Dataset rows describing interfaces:

+++++

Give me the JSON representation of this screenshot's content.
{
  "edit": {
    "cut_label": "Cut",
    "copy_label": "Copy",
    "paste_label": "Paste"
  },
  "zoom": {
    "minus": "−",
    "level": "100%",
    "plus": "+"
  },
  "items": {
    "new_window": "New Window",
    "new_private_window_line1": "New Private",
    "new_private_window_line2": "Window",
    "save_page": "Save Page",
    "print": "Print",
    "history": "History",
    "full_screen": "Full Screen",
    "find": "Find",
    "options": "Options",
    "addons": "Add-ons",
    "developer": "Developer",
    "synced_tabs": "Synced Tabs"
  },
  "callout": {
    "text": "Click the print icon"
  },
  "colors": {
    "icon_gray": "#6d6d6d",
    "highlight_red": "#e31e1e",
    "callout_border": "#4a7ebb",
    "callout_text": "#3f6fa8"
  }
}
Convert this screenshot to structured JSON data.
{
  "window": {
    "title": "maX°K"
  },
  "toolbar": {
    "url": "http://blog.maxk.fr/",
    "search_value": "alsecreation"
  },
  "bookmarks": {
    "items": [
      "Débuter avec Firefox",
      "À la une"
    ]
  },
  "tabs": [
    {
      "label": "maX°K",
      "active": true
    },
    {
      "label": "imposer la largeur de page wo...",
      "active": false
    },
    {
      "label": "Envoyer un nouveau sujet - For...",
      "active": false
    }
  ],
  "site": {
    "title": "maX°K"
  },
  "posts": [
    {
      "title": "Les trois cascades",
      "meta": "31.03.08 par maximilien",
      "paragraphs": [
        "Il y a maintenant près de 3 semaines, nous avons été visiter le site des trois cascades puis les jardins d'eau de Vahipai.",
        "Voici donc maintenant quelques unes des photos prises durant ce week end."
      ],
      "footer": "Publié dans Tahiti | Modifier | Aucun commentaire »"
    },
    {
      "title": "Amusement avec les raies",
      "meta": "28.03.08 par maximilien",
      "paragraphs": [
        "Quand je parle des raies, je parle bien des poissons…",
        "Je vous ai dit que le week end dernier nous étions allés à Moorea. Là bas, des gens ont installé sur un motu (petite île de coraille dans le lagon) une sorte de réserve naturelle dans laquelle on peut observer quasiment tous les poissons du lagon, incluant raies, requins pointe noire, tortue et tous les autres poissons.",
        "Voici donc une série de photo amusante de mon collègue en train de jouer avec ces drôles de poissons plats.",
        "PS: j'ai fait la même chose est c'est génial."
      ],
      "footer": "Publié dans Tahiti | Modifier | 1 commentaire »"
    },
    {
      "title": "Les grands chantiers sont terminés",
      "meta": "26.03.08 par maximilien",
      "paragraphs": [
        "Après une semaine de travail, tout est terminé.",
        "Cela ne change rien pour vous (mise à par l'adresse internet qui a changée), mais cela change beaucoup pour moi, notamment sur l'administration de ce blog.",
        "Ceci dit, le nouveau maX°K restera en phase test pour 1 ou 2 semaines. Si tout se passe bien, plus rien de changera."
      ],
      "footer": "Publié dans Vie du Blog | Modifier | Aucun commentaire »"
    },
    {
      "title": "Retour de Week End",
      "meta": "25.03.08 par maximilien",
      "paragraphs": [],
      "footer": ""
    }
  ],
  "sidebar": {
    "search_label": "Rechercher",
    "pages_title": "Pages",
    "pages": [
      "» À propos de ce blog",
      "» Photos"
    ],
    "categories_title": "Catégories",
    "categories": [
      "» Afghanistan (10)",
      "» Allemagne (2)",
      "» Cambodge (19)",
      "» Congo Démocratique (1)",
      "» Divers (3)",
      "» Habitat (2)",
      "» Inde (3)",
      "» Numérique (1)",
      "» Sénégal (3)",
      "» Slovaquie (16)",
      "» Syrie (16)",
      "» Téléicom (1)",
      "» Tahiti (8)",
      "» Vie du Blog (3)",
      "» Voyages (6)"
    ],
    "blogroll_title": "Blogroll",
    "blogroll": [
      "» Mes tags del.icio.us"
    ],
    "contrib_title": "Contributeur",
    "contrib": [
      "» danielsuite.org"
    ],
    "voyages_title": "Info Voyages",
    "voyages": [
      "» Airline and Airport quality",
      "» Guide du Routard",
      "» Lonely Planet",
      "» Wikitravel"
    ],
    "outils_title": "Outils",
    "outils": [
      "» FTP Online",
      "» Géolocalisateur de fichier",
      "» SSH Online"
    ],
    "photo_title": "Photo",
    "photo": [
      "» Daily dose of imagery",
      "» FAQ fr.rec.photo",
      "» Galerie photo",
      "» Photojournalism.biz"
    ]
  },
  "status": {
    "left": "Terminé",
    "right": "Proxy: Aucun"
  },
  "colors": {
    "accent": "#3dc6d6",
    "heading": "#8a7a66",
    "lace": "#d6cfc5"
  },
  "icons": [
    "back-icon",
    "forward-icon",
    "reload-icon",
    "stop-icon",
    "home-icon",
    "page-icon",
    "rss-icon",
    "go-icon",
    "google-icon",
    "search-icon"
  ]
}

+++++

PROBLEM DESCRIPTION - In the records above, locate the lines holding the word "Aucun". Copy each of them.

PROBLEM SOLUTION -
      "footer": "Publié dans Tahiti | Modifier | Aucun commentaire »"
      "footer": "Publié dans Vie du Blog | Modifier | Aucun commentaire »"
    "right": "Proxy: Aucun"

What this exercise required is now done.